- **What the exercise asks**
For each line below that contains the word "title", make a copy.

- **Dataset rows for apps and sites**

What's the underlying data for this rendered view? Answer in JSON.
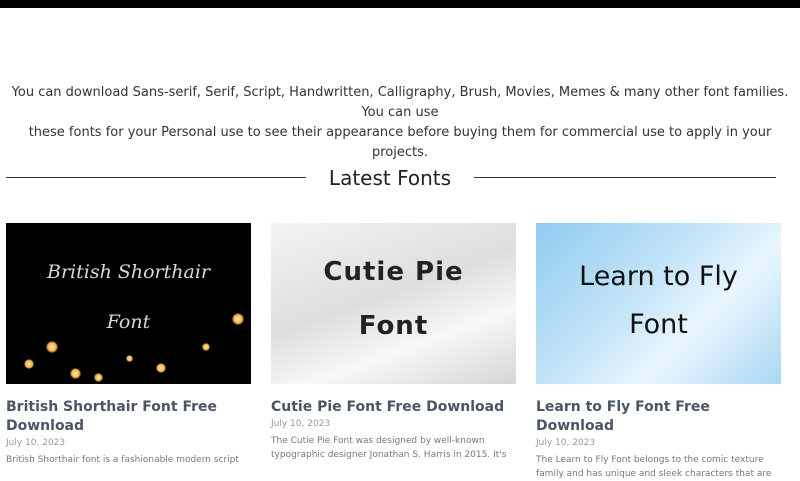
{
  "intro": {
    "line1": "You can download Sans-serif, Serif, Script, Handwritten, Calligraphy, Brush, Movies, Memes & many other font families. You can use",
    "line2": "these fonts for your Personal use to see their appearance before buying them for commercial use to apply in your projects."
  },
  "section": {
    "title": "Latest Fonts"
  },
  "cards": [
    {
      "image_line1": "British Shorthair",
      "image_line2": "Font",
      "title": "British Shorthair Font Free Download",
      "date": "July 10, 2023",
      "excerpt": "British Shorthair font is a fashionable modern script"
    },
    {
      "image_line1": "Cutie Pie",
      "image_line2": "Font",
      "title": "Cutie Pie Font Free Download",
      "date": "July 10, 2023",
      "excerpt": "The Cutie Pie Font was designed by well-known typographic designer Jonathan S. Harris in 2015. It's"
    },
    {
      "image_line1": "Learn to Fly",
      "image_line2": "Font",
      "title": "Learn to Fly Font Free Download",
      "date": "July 10, 2023",
      "excerpt": "The Learn to Fly Font belongs to the comic texture family and has unique and sleek characters that are"
    }
  ],
  "colors": {
    "title": "#4a5566",
    "date": "#999999",
    "rule": "#333333"
  }
}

- **Response**
    "title": "Latest Fonts"
      "title": "British Shorthair Font Free Download",
      "title": "Cutie Pie Font Free Download",
      "title": "Learn to Fly Font Free Download",
    "title": "#4a5566",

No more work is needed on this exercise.